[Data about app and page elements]
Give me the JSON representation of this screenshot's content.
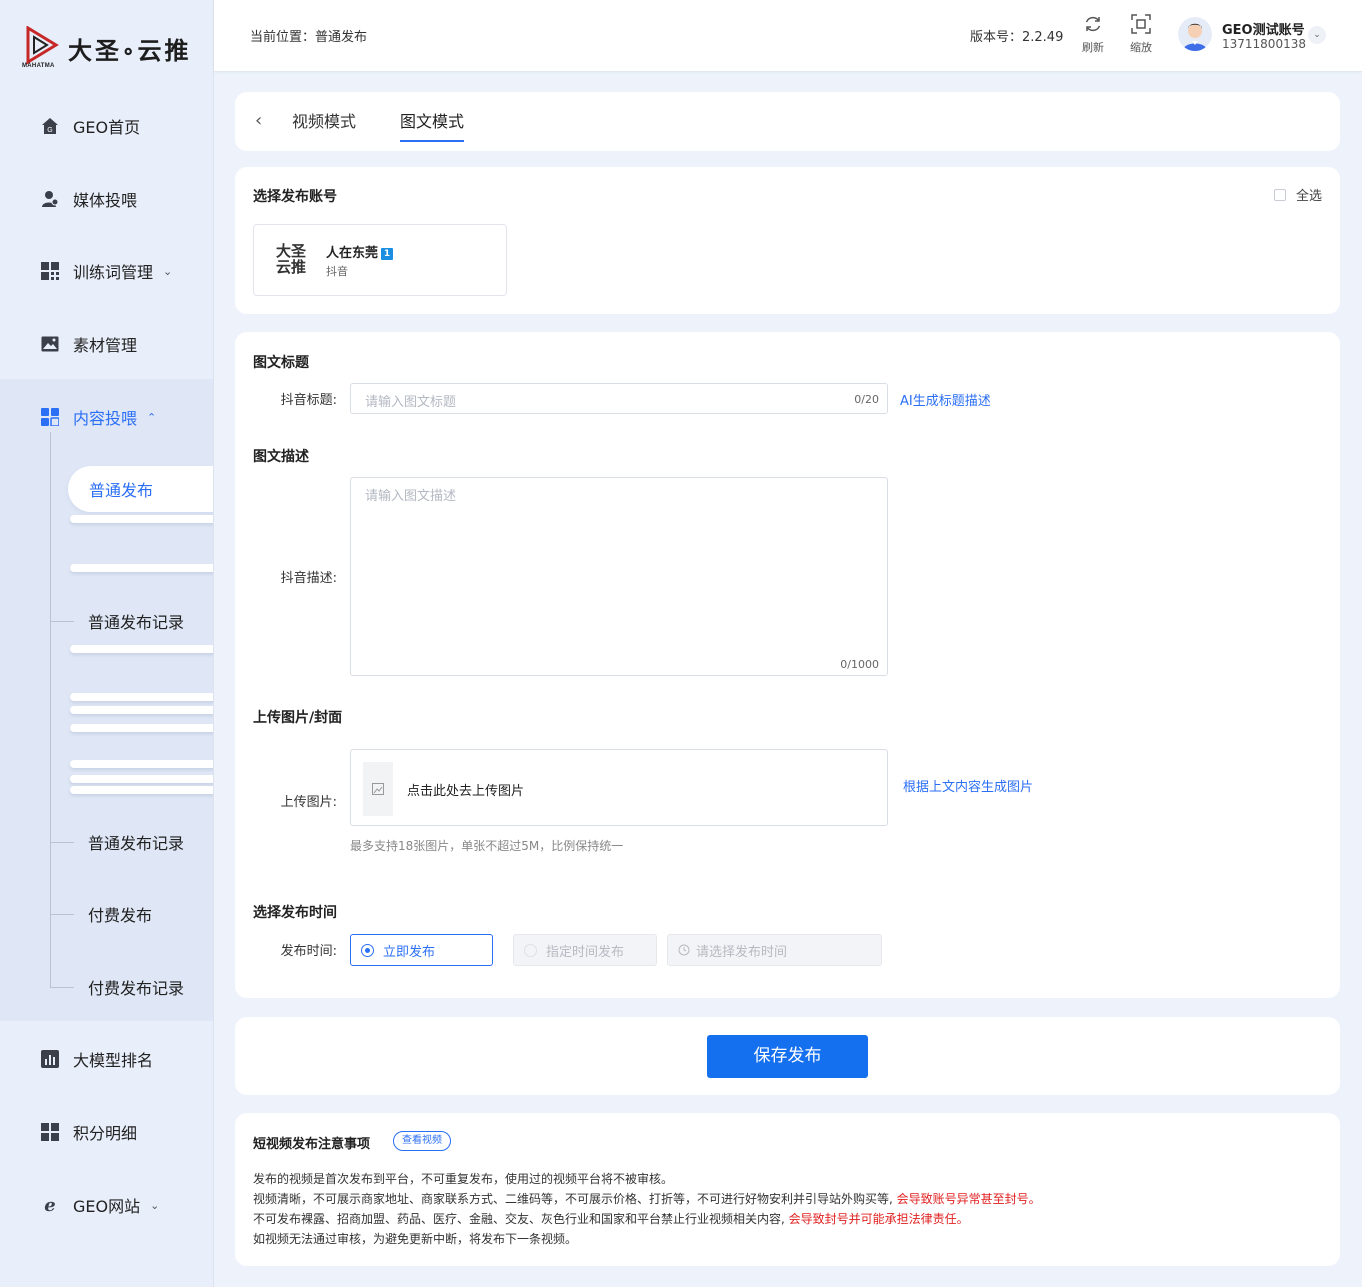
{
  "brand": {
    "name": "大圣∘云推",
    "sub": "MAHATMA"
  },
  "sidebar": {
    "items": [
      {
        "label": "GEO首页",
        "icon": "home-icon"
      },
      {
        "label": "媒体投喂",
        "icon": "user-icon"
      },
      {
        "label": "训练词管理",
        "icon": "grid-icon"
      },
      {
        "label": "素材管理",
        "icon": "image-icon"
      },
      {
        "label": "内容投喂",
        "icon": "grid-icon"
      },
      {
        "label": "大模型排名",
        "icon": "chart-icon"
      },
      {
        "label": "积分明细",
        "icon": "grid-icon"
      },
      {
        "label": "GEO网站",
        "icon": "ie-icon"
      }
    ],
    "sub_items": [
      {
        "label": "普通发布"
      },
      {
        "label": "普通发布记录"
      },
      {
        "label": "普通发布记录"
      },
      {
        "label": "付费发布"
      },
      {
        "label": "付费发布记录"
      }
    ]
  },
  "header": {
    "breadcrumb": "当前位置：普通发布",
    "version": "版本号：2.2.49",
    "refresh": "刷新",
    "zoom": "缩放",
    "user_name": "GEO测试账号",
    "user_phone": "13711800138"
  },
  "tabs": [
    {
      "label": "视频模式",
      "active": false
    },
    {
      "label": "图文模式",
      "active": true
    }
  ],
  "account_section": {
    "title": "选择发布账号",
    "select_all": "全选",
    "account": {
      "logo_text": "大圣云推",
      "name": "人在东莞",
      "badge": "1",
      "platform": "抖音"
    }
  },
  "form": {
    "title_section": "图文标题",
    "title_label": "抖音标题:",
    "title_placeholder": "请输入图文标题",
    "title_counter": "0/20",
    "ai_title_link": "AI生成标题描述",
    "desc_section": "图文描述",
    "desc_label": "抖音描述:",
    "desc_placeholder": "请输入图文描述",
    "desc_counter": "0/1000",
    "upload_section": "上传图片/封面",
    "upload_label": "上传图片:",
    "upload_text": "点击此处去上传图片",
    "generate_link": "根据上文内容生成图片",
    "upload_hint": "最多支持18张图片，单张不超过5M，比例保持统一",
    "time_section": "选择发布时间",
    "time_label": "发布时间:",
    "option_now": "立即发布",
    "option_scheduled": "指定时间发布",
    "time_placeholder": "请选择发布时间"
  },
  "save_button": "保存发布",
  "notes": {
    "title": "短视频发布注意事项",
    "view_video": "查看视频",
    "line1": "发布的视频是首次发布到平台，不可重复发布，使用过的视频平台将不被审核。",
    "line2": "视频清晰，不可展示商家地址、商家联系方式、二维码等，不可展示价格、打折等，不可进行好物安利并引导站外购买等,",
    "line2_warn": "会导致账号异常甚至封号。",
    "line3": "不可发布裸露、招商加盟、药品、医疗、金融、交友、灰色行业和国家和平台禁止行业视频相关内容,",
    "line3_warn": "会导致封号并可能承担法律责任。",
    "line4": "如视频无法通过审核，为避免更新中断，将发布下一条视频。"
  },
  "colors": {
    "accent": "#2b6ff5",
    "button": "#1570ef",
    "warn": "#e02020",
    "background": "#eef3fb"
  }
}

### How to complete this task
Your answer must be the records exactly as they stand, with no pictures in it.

### Expected answer
Give me the JSON representation of this screenshot's content.
{
  "brand": {
    "name": "大圣∘云推",
    "sub": "MAHATMA"
  },
  "sidebar": {
    "items": [
      {
        "label": "GEO首页",
        "icon": "home-icon"
      },
      {
        "label": "媒体投喂",
        "icon": "user-icon"
      },
      {
        "label": "训练词管理",
        "icon": "grid-icon"
      },
      {
        "label": "素材管理",
        "icon": "image-icon"
      },
      {
        "label": "内容投喂",
        "icon": "grid-icon"
      },
      {
        "label": "大模型排名",
        "icon": "chart-icon"
      },
      {
        "label": "积分明细",
        "icon": "grid-icon"
      },
      {
        "label": "GEO网站",
        "icon": "ie-icon"
      }
    ],
    "sub_items": [
      {
        "label": "普通发布"
      },
      {
        "label": "普通发布记录"
      },
      {
        "label": "普通发布记录"
      },
      {
        "label": "付费发布"
      },
      {
        "label": "付费发布记录"
      }
    ]
  },
  "header": {
    "breadcrumb": "当前位置：普通发布",
    "version": "版本号：2.2.49",
    "refresh": "刷新",
    "zoom": "缩放",
    "user_name": "GEO测试账号",
    "user_phone": "13711800138"
  },
  "tabs": [
    {
      "label": "视频模式",
      "active": false
    },
    {
      "label": "图文模式",
      "active": true
    }
  ],
  "account_section": {
    "title": "选择发布账号",
    "select_all": "全选",
    "account": {
      "logo_text": "大圣云推",
      "name": "人在东莞",
      "badge": "1",
      "platform": "抖音"
    }
  },
  "form": {
    "title_section": "图文标题",
    "title_label": "抖音标题:",
    "title_placeholder": "请输入图文标题",
    "title_counter": "0/20",
    "ai_title_link": "AI生成标题描述",
    "desc_section": "图文描述",
    "desc_label": "抖音描述:",
    "desc_placeholder": "请输入图文描述",
    "desc_counter": "0/1000",
    "upload_section": "上传图片/封面",
    "upload_label": "上传图片:",
    "upload_text": "点击此处去上传图片",
    "generate_link": "根据上文内容生成图片",
    "upload_hint": "最多支持18张图片，单张不超过5M，比例保持统一",
    "time_section": "选择发布时间",
    "time_label": "发布时间:",
    "option_now": "立即发布",
    "option_scheduled": "指定时间发布",
    "time_placeholder": "请选择发布时间"
  },
  "save_button": "保存发布",
  "notes": {
    "title": "短视频发布注意事项",
    "view_video": "查看视频",
    "line1": "发布的视频是首次发布到平台，不可重复发布，使用过的视频平台将不被审核。",
    "line2": "视频清晰，不可展示商家地址、商家联系方式、二维码等，不可展示价格、打折等，不可进行好物安利并引导站外购买等,",
    "line2_warn": "会导致账号异常甚至封号。",
    "line3": "不可发布裸露、招商加盟、药品、医疗、金融、交友、灰色行业和国家和平台禁止行业视频相关内容,",
    "line3_warn": "会导致封号并可能承担法律责任。",
    "line4": "如视频无法通过审核，为避免更新中断，将发布下一条视频。"
  },
  "colors": {
    "accent": "#2b6ff5",
    "button": "#1570ef",
    "warn": "#e02020",
    "background": "#eef3fb"
  }
}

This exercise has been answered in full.